Australia may already be suffering El Nino effects: Its weather agency has warned of heatwaves, “catastrophic fire conditions” and more drought for farmers. There is evidence that climate change is making El Nino conditions hotter and more severe.
Recycling, meanwhile, is a mess in Asia. China last year stopped accepting the world’s recyclables, leaving countries like Malaysia, Vietnam, and Thailand trying to a handle mountains of recyclable waste without the right infrastructure or regulations. This will be a pivotal year for the US$200-billion recycling industry.
The climate conversation may change in 2019. “We now need to consider what comes next. How will marginalised communities survive rapid and dramatic climatic shifts?” said Chandran Nair, founder of the Global Institute For tomorrow. “How will extreme temperatures affect food security, water supply and surety of shelter?”
DATE TO WATCH: September 23, the UN 2019 Climate Summit in New York. The slogan is “A race we can win.”
9. THE LGBT MOVEMENT: Asia looks set to continue a polarising debate over gay rights and same-sex marriage.
Landmark changes may lead other nations to follow. Thailand this week approved a bill legalising same-sex unions.
A few days earlier, Singapore allowed a gay couple to adopt their 5-year-old son conceived through a surrogate. Pride events are now held across the region.
And anger has escalated in Indonesia, where a wave of arrests, state-sanctioned discrimination and public hostility struck fear in the LGBT community. Activists now warn that the situation could deteriorate even further ahead of national elections in April.
DATE TO WATCH: Valentines Day in Japan.

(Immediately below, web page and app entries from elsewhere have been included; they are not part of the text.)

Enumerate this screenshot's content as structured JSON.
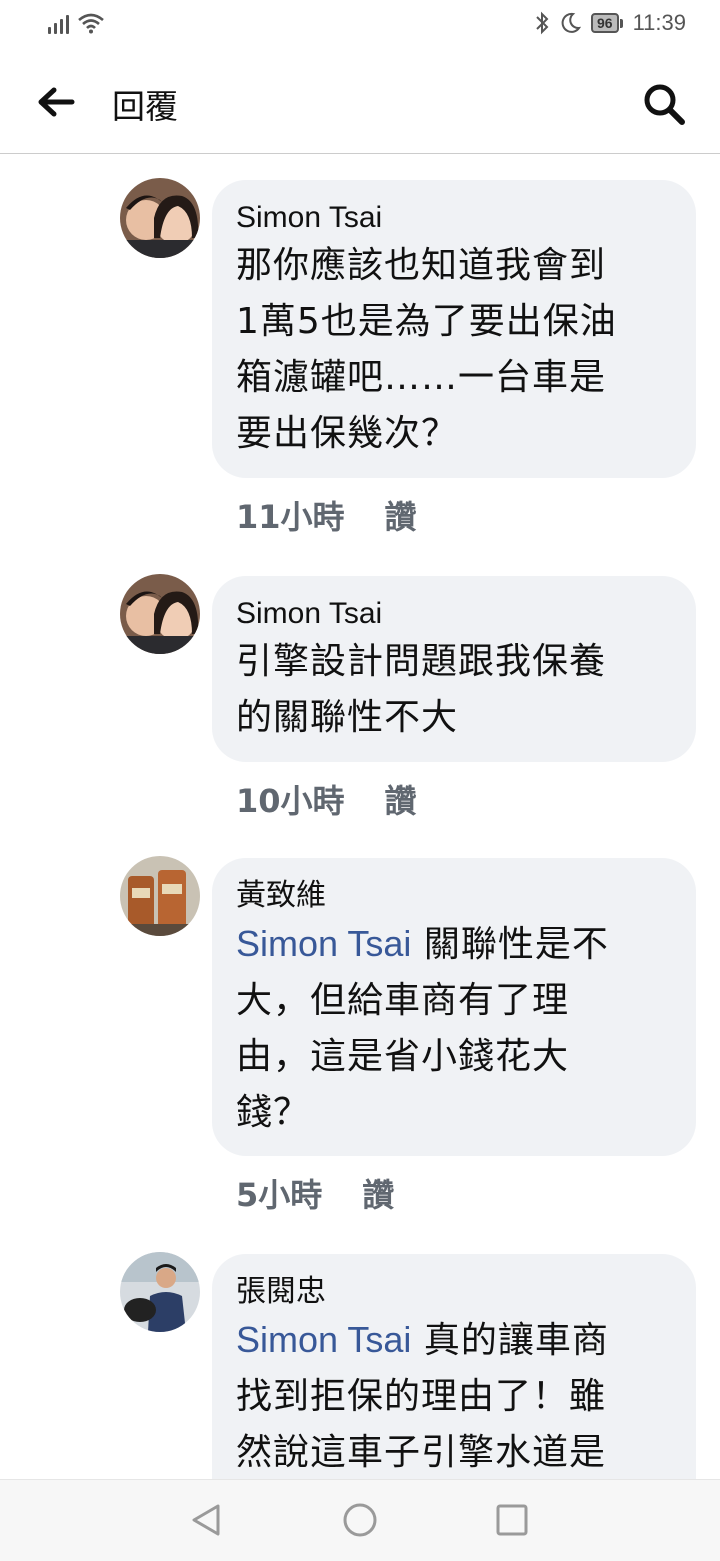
{
  "status_bar": {
    "time": "11:39",
    "battery": "96"
  },
  "header": {
    "title": "回覆"
  },
  "comments": [
    {
      "author": "Simon Tsai",
      "mention": "",
      "text_lines": [
        "那你應該也知道我會到",
        "1萬5也是為了要出保油",
        "箱濾罐吧……一台車是",
        "要出保幾次？"
      ],
      "time": "11小時",
      "like_label": "讚"
    },
    {
      "author": "Simon Tsai",
      "mention": "",
      "text_lines": [
        "引擎設計問題跟我保養",
        "的關聯性不大"
      ],
      "time": "10小時",
      "like_label": "讚"
    },
    {
      "author": "黃致維",
      "mention": "Simon Tsai",
      "first_line_rest": " 關聯性是不",
      "text_lines": [
        "大，但給車商有了理",
        "由，這是省小錢花大",
        "錢？"
      ],
      "time": "5小時",
      "like_label": "讚"
    },
    {
      "author": "張閱忠",
      "mention": "Simon Tsai",
      "first_line_rest": " 真的讓車商",
      "text_lines": [
        "找到拒保的理由了！雖",
        "然說這車子引擎水道是"
      ],
      "time": "",
      "like_label": ""
    }
  ],
  "icons": {
    "back": "arrow-left-icon",
    "search": "search-icon",
    "nav_back": "triangle-back-icon",
    "nav_home": "circle-home-icon",
    "nav_recent": "square-recent-icon"
  }
}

A group of same-sex couples will file coordinated lawsuits across the country to draw attention to what they feel is Japan’s reluctance to honour gay marriages.